All of this isn't real important at this high flow stage. The water is high enough over the wing dikes that I don't have to worry about staying in the navigation channel. The problem is that as water passes over the dikes it "piles up" and creates what I call roilers of swirling water that threaten to tip over the canoe. The other big issue is that the Missouri is so high that every time I pass a large eddy the water at the downstream exit is also roiling. The same is happening where rivers and creeks meet the main river. At those places the water is actually flowing up the tributaries.

All of the above reminds me of running the fast rivers in Alaska when I was in college working for the BLM. This water is pretty smooth in comparison and doesn't demand any high level of paddling skill but there are a few of the big roilers that I've paddled across the channel to avoid which takes some anticipation because of how fast my canoe is moving.

Actually, the biggest threat today was about five minutes from my landing. As I was paddling in the eddy approaching English Landing I was nearly knocked out of the boat by an Asian Carp. They are an invasive species that gets over a foot long and hates noise in the river. Every time I dipped my paddle in the river the damn things jumped over the canoe. One smacked me hard and for a second I thought he wanted me to join the other fish.

We've been looking at stream gauges down river and it's clear this is a Nebraska to St. Louis Canoe Quest 2011. My final mileage will be about 600 miles, about half of what I was hoping. On the up side, I'm sitting in a warm and dry house sipping a cold beer after a great ride down from Nebraska City. I won't fret much, however, as the world is supposed to come to an end in two days and I wouldn't have made my final goal anyhow!
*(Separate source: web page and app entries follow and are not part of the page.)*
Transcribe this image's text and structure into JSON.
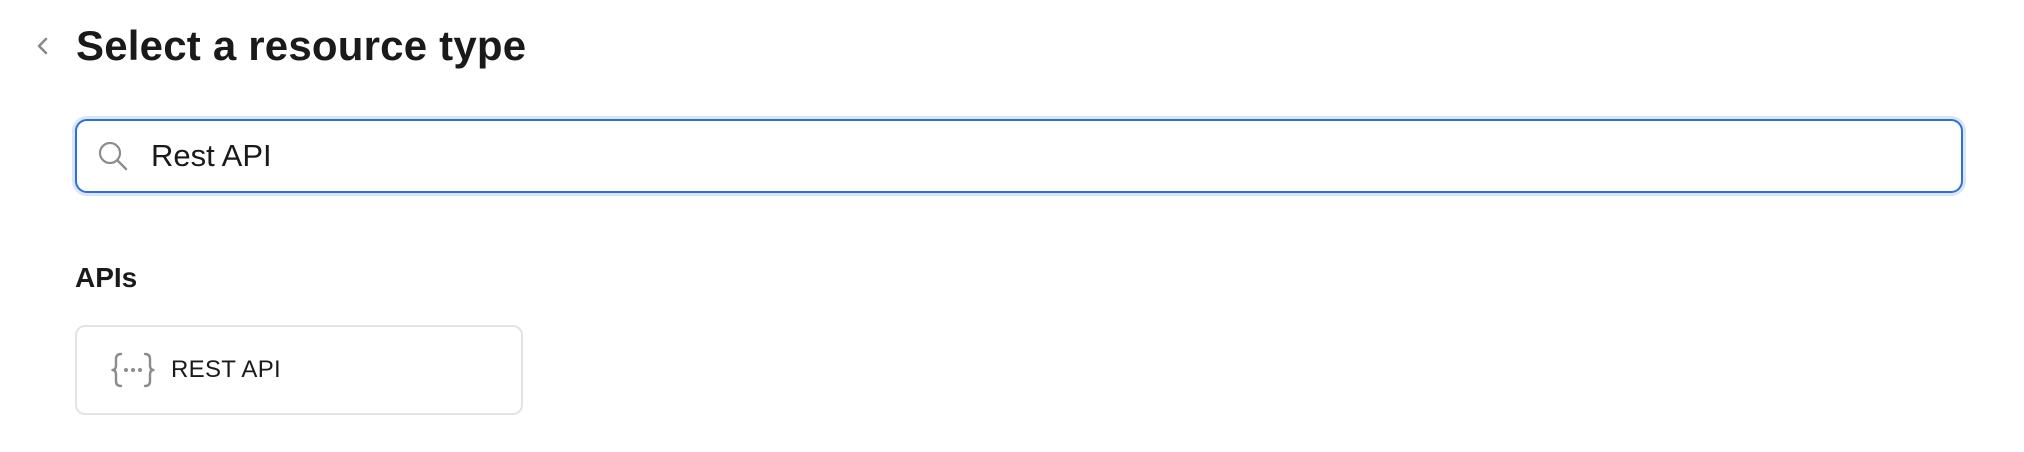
{
  "header": {
    "title": "Select a resource type",
    "back_icon": "chevron-left-icon"
  },
  "search": {
    "icon": "search-icon",
    "value": "Rest API",
    "focus_color": "#2f6fd6"
  },
  "sections": [
    {
      "heading": "APIs",
      "items": [
        {
          "label": "REST API",
          "icon": "curly-braces-icon"
        }
      ]
    }
  ]
}
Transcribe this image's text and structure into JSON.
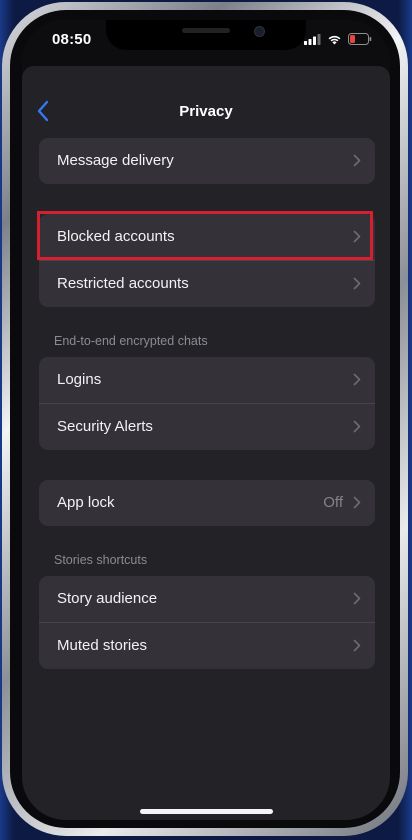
{
  "status_bar": {
    "time": "08:50"
  },
  "header": {
    "title": "Privacy"
  },
  "groups": [
    {
      "rows": [
        {
          "label": "Message delivery"
        }
      ]
    },
    {
      "rows": [
        {
          "label": "Blocked accounts",
          "highlighted": true
        },
        {
          "label": "Restricted accounts"
        }
      ]
    },
    {
      "section_label": "End-to-end encrypted chats",
      "rows": [
        {
          "label": "Logins"
        },
        {
          "label": "Security Alerts"
        }
      ]
    },
    {
      "rows": [
        {
          "label": "App lock",
          "value": "Off"
        }
      ]
    },
    {
      "section_label": "Stories shortcuts",
      "rows": [
        {
          "label": "Story audience"
        },
        {
          "label": "Muted stories"
        }
      ]
    }
  ],
  "colors": {
    "accent": "#3478f6",
    "highlight_border": "#d4202f",
    "background": "#232227",
    "row_background": "#343238"
  },
  "icons": {
    "back": "chevron-left-icon",
    "row_chevron": "chevron-right-icon",
    "signal": "cellular-signal-icon",
    "wifi": "wifi-icon",
    "battery": "battery-low-icon"
  }
}
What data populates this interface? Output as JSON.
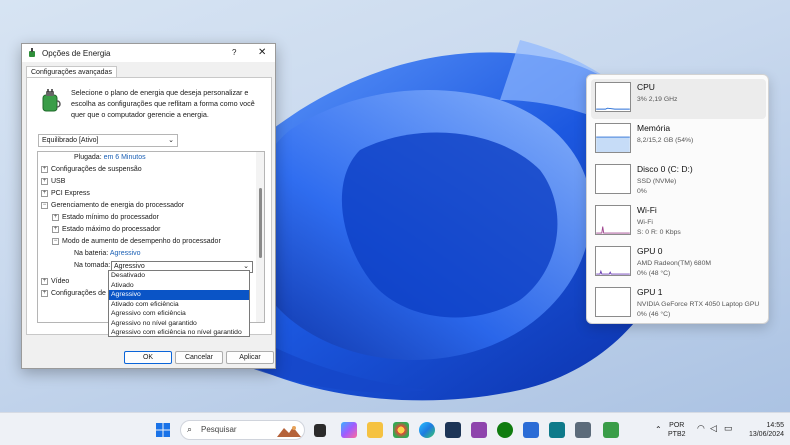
{
  "dialog": {
    "title": "Opções de Energia",
    "help": "?",
    "close": "✕",
    "tab": "Configurações avançadas",
    "intro": "Selecione o plano de energia que deseja personalizar e escolha as configurações que reflitam a forma como você quer que o computador gerencie a energia.",
    "plan": "Equilibrado [Ativo]",
    "tree": {
      "plugged_label": "Plugada:",
      "plugged_value": "em 6 Minutos",
      "suspend": "Configurações de suspensão",
      "usb": "USB",
      "pci": "PCI Express",
      "proc": "Gerenciamento de energia do processador",
      "min": "Estado mínimo do processador",
      "max": "Estado máximo do processador",
      "boost": "Modo de aumento de desempenho do processador",
      "battery_label": "Na bateria:",
      "battery_value": "Agressivo",
      "outlet_label": "Na tomada:",
      "outlet_value": "Agressivo",
      "video": "Vídeo",
      "config": "Configurações de t"
    },
    "options": [
      "Desativado",
      "Ativado",
      "Agressivo",
      "Ativado com eficiência",
      "Agressivo com eficiência",
      "Agressivo no nível garantido",
      "Agressivo com eficiência no nível garantido"
    ],
    "selected_option_index": 2,
    "buttons": {
      "ok": "OK",
      "cancel": "Cancelar",
      "apply": "Aplicar"
    }
  },
  "task_manager": {
    "items": [
      {
        "name": "CPU",
        "line1": "3%  2,19 GHz",
        "line2": "",
        "color": "#2a6fd6"
      },
      {
        "name": "Memória",
        "line1": "8,2/15,2 GB (54%)",
        "line2": "",
        "color": "#2a6fd6"
      },
      {
        "name": "Disco 0 (C: D:)",
        "line1": "SSD (NVMe)",
        "line2": "0%",
        "color": "#4d9a2a"
      },
      {
        "name": "Wi-Fi",
        "line1": "Wi-Fi",
        "line2": "S: 0  R: 0 Kbps",
        "color": "#a0468f"
      },
      {
        "name": "GPU 0",
        "line1": "AMD Radeon(TM) 680M",
        "line2": "0% (48 °C)",
        "color": "#6c3fb5"
      },
      {
        "name": "GPU 1",
        "line1": "NVIDIA GeForce RTX 4050 Laptop GPU",
        "line2": "0% (46 °C)",
        "color": "#6c3fb5"
      }
    ]
  },
  "taskbar": {
    "search": "Pesquisar",
    "lang1": "POR",
    "lang2": "PTB2",
    "time": "14:55",
    "date": "13/06/2024"
  },
  "colors": {
    "accent": "#0a54c6",
    "link": "#1a5fb4",
    "wallpaper": "#1e5fe0"
  }
}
Sent from Jerry Bricker's iPad. Oooooh!

1 comment:

  1. Bummer dude. So we won't be seeing ya huh? I've enjoyed reading about your trip. It's been lots of fun on my end!